Heading out on Bear Canyon Trail, it was disconcerting to start my walk to the accompaniment of chain saws and spanglish. Someone building something. Made tracks as fast as I could to escape the noise. Son it was behind me. All I could hear were my footfalls, birds calling and that breeze humming in the pine trees.
Santa Fe is both brown and green, reminding me of a more craggy altitudinous version of Traverse City and environs. Sand and pinon pine and juniper plus lots of boulders.

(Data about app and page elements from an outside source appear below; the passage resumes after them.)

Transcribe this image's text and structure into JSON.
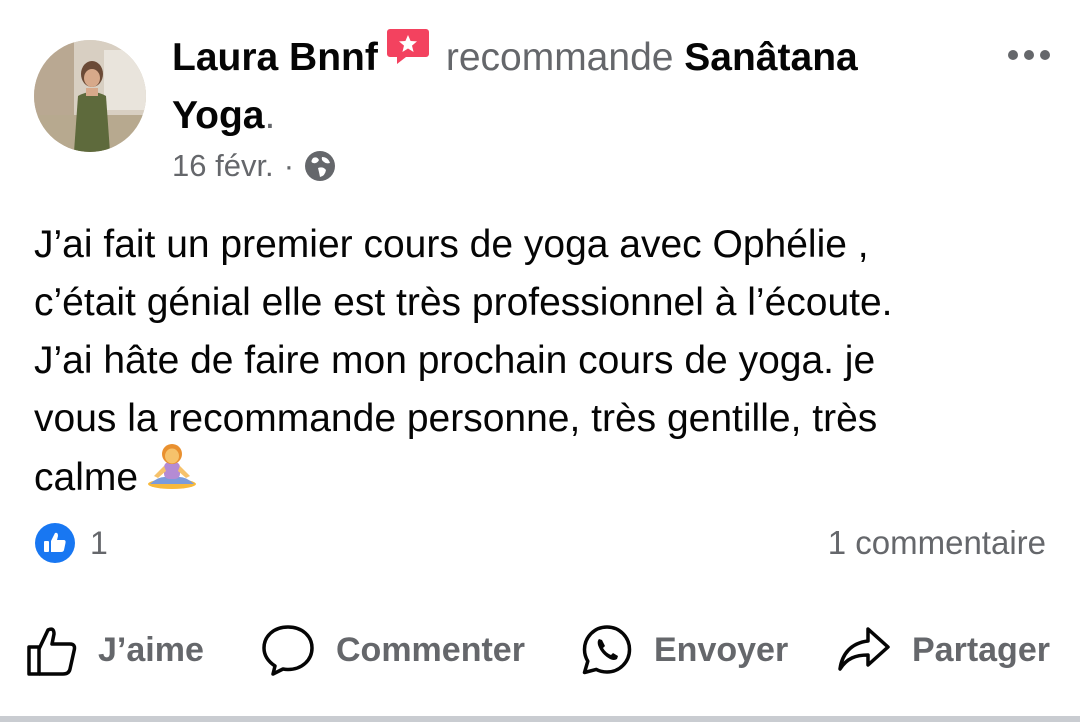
{
  "post": {
    "author": "Laura Bnnf",
    "verb": "recommande",
    "page_name": "Sanâtana Yoga",
    "trailing_dot": ".",
    "date": "16 févr.",
    "separator": "·",
    "body": "J’ai fait un premier cours de yoga avec Ophélie ,\nc’était génial elle est très professionnel à l’écoute.\nJ’ai hâte de faire mon prochain cours de yoga. je\nvous la recommande personne, très gentille, très\ncalme"
  },
  "icons": {
    "recommend": "recommend-badge-icon",
    "privacy": "globe-icon",
    "emoji": "woman-in-lotus-position-emoji",
    "reaction": "like-reaction-icon",
    "more": "more-options-icon"
  },
  "stats": {
    "reactions_count": "1",
    "comments": "1 commentaire"
  },
  "actions": {
    "like": "J’aime",
    "comment": "Commenter",
    "send": "Envoyer",
    "share": "Partager"
  },
  "colors": {
    "primary_text": "#050505",
    "secondary_text": "#65676b",
    "like_blue": "#1877f2",
    "recommend_pink": "#f3425f"
  }
}
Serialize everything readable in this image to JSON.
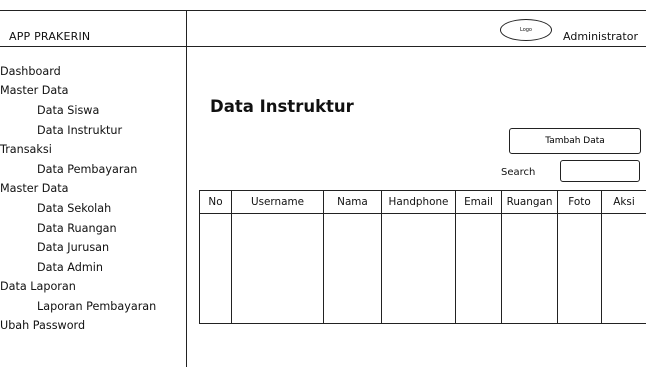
{
  "app": {
    "title": "APP PRAKERIN"
  },
  "header": {
    "logo_text": "Logo",
    "user_name": "Administrator"
  },
  "sidebar": {
    "items": [
      {
        "label": "Dashboard",
        "level": 0
      },
      {
        "label": "Master Data",
        "level": 0
      },
      {
        "label": "Data Siswa",
        "level": 1
      },
      {
        "label": "Data Instruktur",
        "level": 1
      },
      {
        "label": "Transaksi",
        "level": 0
      },
      {
        "label": "Data Pembayaran",
        "level": 1
      },
      {
        "label": "Master Data",
        "level": 0
      },
      {
        "label": "Data Sekolah",
        "level": 1
      },
      {
        "label": "Data Ruangan",
        "level": 1
      },
      {
        "label": "Data Jurusan",
        "level": 1
      },
      {
        "label": "Data Admin",
        "level": 1
      },
      {
        "label": "Data Laporan",
        "level": 0
      },
      {
        "label": "Laporan Pembayaran",
        "level": 1
      },
      {
        "label": "Ubah Password",
        "level": 0
      }
    ]
  },
  "main": {
    "page_title": "Data Instruktur",
    "add_button_label": "Tambah Data",
    "search_label": "Search",
    "search_value": "",
    "table": {
      "columns": [
        "No",
        "Username",
        "Nama",
        "Handphone",
        "Email",
        "Ruangan",
        "Foto",
        "Aksi"
      ],
      "rows": []
    }
  }
}
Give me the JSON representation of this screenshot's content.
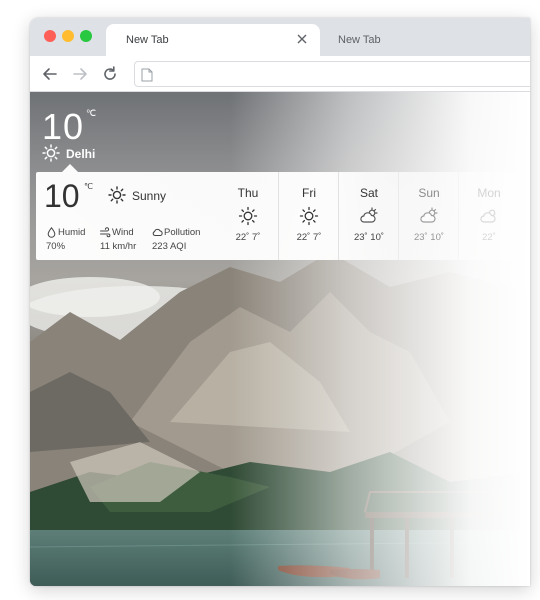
{
  "browser": {
    "tabs": [
      {
        "title": "New Tab",
        "active": true
      },
      {
        "title": "New Tab",
        "active": false
      }
    ]
  },
  "weather": {
    "current": {
      "temp": "10",
      "unit": "℃",
      "city": "Delhi",
      "condition": "Sunny",
      "icon": "sun-icon"
    },
    "stats": {
      "humid": {
        "label": "Humid",
        "value": "70%"
      },
      "wind": {
        "label": "Wind",
        "value": "11 km/hr"
      },
      "pollution": {
        "label": "Pollution",
        "value": "223 AQI"
      }
    },
    "forecast": [
      {
        "day": "Thu",
        "icon": "sun-icon",
        "temps": "22˚ 7˚"
      },
      {
        "day": "Fri",
        "icon": "sun-icon",
        "temps": "22˚ 7˚"
      },
      {
        "day": "Sat",
        "icon": "partly-cloudy-icon",
        "temps": "23˚ 10˚"
      },
      {
        "day": "Sun",
        "icon": "partly-cloudy-icon",
        "temps": "23˚ 10˚"
      },
      {
        "day": "Mon",
        "icon": "partly-cloudy-icon",
        "temps": "22˚"
      }
    ]
  },
  "colors": {
    "close_red": "#fe5f57",
    "minimize_yellow": "#febc2e",
    "maximize_green": "#28c840"
  }
}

Can you believe that today was the first time that I had the following realization: Hmm, that must be why they call it "Boulder, Colorado?" Sigh, not usually know for my perspicacity. Thank goodness I know some big words, instead.

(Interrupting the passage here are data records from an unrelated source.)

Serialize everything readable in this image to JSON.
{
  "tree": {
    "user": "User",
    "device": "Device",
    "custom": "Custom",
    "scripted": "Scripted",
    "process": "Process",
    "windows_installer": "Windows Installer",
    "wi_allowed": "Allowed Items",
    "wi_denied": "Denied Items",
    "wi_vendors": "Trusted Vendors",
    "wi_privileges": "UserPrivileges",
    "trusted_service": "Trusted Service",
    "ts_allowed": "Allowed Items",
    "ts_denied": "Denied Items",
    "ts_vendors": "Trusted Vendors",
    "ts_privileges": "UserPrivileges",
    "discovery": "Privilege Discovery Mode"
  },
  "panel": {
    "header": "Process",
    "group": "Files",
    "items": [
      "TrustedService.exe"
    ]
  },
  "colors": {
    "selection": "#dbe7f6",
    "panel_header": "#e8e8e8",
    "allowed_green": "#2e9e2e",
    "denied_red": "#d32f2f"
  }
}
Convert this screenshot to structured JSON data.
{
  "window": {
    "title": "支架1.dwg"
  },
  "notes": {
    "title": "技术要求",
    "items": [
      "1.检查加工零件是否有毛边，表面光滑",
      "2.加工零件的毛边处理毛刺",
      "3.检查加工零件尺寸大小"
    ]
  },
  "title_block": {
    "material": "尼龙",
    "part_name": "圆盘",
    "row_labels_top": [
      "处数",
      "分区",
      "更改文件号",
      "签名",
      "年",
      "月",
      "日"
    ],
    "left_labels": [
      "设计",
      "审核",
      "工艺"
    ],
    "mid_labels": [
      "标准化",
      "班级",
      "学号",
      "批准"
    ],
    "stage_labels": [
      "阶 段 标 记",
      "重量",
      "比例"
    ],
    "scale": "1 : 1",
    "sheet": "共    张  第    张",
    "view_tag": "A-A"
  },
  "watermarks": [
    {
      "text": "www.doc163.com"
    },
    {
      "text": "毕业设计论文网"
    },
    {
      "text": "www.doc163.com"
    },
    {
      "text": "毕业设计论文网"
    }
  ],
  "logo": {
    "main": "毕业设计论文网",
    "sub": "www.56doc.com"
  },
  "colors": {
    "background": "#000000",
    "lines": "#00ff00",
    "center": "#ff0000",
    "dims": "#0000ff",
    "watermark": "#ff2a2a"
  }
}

Hummingbirds and some kind of tiny lizard were abundant. No bears, though. I am on a mission to see a bear. There were signs in the Center warning visitors to mind their garbage, lest they attract bears.

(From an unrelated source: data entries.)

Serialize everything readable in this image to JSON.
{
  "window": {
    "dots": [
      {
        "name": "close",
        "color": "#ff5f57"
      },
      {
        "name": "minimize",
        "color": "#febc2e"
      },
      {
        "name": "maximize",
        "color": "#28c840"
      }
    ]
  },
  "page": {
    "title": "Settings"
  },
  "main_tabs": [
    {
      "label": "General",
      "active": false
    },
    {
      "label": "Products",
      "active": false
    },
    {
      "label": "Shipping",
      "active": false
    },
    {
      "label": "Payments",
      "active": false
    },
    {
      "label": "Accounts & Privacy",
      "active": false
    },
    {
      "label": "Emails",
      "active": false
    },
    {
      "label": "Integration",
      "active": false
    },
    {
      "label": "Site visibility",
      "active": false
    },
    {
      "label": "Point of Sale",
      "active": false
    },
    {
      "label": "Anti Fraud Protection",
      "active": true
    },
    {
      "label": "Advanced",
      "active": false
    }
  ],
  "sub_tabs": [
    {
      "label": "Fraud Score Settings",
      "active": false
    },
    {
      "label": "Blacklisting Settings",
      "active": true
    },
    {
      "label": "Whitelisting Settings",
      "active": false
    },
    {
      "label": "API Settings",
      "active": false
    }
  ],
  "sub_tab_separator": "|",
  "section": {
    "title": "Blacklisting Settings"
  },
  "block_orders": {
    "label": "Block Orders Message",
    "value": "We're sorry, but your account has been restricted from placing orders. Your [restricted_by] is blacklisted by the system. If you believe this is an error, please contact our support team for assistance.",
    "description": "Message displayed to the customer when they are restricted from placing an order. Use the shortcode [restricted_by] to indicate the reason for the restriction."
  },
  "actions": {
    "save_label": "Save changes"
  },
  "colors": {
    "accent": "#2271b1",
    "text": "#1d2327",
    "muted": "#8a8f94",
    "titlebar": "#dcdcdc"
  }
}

I am dying to attract bears. (Insert joke here, folks.) I've made my family pull over countless times up north, particularly during our times on the Keweenaw Peninsula, sure I had spotted a bear. The most embarrasing incident was one involving an extremely unlifelike cardboard version of a black bear. Sigh.
With or without bears, Bear Canyon Trail ended all too quickly and I bravely continued to follow the "unmaintained, primitive" trail. I know just enough about hiking unknown trails to know my ignorance needs to be respected. So I continued up the mountain only until the conveniently and picturesquely piled cairns became sparse then turned around. Not at the top, unfortunately. But this was definitely a journey activity rather than a goal-oriented destination trip.
And a lovely journey it was. Odd, being alone for 3 hours and never feeling alone. Why is that so, not feeling alone when I was in the middle of nowhere with no one? In the Middle of Oak Park, I sometimes feel wild with loneliness. But in the wild, my own company is enough.
Though a bear would be a welcomed addition. From a distance.
Chamber music belongs in spaces and places with lots of blue sky. Like Santa Fe. It's never been my cup of tea. I thought it was boring: Violins and more violins, scratchy strings, will they never cease? After a electric concert last night, I may be a convert. Chamber music is intimate and crisp. People playing together. Looking at each other. Smiling, nodding, exchanging secret and knowing glances. Relationships.
What is it about travel that wakes me up? When I am away from home, every book on the shelf of that fascinating little independent bookstore is calling my name. I become infatuated with ideas and niches of knowledge that might otherwise bore me to tears in my routine life. That life often doesn't seem able to contain theories of cognition, Jung, or analysis of the Supreme Court in the same way I seem to be able to find space for them away from home.
I"m sitting in the Plaza on a park bench, surrounded by families walking, leathered old men in cowboy hats, grungy hippies, rich retired folk, and a healthy smattering of odd men (and women) out.
I am alone and I like it. Carl and I had lunch at my favorite place, The Blue Corn Cafe. I cheated and had yummy corn chowder. After a joint long visit to that fascinating little independent bookstore (Collected Works), CJ went home to sit on the balcony and read, while I wandered the streets.
Next time, the bookstore comes LAST on the wander, as I had to lug a 15 lb tome entitled "Women's Letters: America from the Revolutionary War to the Present" all over town that I absolutely HAD to have. Will it seem as compelling to me when I get it back to Oak Park?
Sometimes it seems that my thirst for knowledge is drowned in Oak Park, inundated by life's effluvium, aka all the crap I have to know to run the family life. But much of that is about to change, with Annie heading off to college in a month. Who knows how I'll change with it.
"Women's Letters" will probably still intrigue me after I've lugged it home. Sounds a lot like chamber music to me: relationships and connection and history. Thoughts to explore that are both new and connected to what was.